3D printing provides a reliable approach for the manufacture of carbon thermoplastic composite electrochemical sensors. Many studies have explored the impact of printing parameters on the electrochemical activity of carbon thermoplastic electrodes but limited is known about the influence of instrument parameters, which have been shown to alter the structure and mechanical strength of 3D printed thermoplastics. We explored the impact of extruder temperature, nozzle diameter and heated bed temperature on the electrochemical activity of carbon black/poly-lactic acid (CB/PLA) electrodes. Cyclic voltammetry and electrochemical impedance spectroscopy measurements were conducted using standard redox probes. The electrode surface and cross-section of the electrode was visualised using scanning electron microscopy. We found that using extruder temperatures of 230 °C and 240 °C improved the electrochemical activity of CB/PLA electrodes, due to an increase in surface roughness and a reduction in the number of voids in-between print layers. Nozzle diameter, heated bed temperature of different 3D printers did not impact the electrochemical activity of CB/PLA electrodes. However high-end printers provide improved batch reproducibility of electrodes. These findings highlight the key instrument parameters that need to be considered when manufacturing carbon thermoplastic composite electrochemical sensors when using 3D printing.
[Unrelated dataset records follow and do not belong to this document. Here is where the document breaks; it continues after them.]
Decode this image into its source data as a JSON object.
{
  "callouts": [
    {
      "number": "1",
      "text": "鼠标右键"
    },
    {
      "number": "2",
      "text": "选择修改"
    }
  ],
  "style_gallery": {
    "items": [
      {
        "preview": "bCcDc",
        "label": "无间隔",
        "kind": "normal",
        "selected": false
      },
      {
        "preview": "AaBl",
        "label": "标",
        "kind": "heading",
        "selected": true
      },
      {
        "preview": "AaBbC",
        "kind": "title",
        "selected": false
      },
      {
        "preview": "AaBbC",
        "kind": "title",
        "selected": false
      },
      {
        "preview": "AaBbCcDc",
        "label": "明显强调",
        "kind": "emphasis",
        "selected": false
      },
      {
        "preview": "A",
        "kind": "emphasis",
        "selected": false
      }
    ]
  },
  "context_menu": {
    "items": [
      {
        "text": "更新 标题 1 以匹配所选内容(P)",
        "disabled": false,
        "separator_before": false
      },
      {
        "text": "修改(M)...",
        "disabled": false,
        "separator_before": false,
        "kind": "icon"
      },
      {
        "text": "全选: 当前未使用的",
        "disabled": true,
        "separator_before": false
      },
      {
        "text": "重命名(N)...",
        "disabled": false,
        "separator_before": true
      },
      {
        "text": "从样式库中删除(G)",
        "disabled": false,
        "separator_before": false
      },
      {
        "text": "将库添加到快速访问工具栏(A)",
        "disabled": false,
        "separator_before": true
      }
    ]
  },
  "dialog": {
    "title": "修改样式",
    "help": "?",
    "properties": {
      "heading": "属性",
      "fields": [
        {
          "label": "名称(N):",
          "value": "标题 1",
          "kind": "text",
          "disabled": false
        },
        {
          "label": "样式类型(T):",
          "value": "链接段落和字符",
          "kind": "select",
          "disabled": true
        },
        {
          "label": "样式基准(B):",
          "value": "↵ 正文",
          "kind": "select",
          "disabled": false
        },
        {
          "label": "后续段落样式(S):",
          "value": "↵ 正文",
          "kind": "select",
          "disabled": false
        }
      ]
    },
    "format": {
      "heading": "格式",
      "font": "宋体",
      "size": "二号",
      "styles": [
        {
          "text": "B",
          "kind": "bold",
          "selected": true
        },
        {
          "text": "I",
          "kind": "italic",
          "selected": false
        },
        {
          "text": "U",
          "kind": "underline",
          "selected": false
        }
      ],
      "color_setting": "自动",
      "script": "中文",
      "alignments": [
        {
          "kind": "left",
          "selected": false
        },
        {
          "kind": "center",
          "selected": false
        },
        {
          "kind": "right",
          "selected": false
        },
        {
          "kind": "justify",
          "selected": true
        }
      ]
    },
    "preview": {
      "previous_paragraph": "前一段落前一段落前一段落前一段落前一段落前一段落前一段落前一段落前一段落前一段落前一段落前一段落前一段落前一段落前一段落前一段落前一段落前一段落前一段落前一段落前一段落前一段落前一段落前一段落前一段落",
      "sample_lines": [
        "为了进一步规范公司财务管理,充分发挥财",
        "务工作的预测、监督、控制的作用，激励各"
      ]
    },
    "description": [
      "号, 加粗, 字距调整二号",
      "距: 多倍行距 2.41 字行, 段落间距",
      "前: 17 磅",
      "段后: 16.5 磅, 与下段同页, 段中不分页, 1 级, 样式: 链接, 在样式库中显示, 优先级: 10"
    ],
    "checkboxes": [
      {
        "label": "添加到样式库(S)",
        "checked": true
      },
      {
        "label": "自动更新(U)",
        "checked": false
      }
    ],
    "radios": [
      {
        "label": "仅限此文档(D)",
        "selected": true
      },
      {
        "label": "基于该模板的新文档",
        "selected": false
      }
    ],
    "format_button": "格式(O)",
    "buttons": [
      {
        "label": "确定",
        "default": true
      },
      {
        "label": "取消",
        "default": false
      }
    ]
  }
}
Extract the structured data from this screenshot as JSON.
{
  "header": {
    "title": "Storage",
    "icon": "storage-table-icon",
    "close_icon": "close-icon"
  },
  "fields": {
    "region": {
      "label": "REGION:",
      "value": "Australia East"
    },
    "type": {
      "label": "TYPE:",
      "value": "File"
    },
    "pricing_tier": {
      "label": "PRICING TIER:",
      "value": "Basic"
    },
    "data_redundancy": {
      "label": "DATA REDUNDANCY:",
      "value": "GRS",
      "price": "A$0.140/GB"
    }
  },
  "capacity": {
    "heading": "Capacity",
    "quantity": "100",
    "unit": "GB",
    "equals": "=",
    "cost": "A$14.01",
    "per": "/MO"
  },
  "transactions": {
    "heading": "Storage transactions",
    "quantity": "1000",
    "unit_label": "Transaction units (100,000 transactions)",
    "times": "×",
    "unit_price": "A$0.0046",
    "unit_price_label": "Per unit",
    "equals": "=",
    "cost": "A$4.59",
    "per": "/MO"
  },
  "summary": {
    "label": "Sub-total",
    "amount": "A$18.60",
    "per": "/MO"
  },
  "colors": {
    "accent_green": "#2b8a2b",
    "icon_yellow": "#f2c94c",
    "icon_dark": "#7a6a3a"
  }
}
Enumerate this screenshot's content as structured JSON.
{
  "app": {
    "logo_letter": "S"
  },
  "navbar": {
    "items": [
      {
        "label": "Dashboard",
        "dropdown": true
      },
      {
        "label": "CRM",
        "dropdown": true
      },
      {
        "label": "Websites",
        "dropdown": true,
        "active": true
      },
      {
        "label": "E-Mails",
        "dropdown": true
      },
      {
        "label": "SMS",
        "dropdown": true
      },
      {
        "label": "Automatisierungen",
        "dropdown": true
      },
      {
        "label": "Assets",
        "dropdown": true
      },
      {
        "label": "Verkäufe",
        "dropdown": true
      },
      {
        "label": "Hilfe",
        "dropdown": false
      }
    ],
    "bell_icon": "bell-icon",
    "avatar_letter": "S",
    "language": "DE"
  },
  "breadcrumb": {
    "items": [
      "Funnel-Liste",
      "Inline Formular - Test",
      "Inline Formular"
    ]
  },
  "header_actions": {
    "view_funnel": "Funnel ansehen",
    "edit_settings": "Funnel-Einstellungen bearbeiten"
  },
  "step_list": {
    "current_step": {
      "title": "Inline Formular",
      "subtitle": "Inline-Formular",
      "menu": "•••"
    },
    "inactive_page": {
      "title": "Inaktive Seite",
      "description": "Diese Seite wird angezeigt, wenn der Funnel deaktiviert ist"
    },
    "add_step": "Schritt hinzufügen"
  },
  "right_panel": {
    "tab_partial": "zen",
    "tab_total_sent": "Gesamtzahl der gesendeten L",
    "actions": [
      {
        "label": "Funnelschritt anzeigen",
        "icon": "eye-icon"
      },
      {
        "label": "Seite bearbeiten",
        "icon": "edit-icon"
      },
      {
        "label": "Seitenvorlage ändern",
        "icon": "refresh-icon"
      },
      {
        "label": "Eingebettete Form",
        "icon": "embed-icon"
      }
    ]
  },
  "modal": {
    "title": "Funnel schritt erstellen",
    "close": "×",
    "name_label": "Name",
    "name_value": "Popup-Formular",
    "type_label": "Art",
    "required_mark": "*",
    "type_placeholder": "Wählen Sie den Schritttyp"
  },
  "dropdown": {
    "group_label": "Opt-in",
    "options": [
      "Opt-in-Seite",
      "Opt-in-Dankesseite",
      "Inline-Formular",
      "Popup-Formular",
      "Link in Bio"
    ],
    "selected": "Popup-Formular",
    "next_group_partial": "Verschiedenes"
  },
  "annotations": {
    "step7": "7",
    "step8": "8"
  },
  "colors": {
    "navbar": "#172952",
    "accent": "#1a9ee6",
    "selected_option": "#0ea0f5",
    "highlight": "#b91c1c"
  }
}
Bibliographical noteFunding Information:
The authors would like to thank Bryony Butterworth for data analysis support, additionally the EPSRC (EP/V028391/1) for funding that supported this study.
© 2023, The Author(s).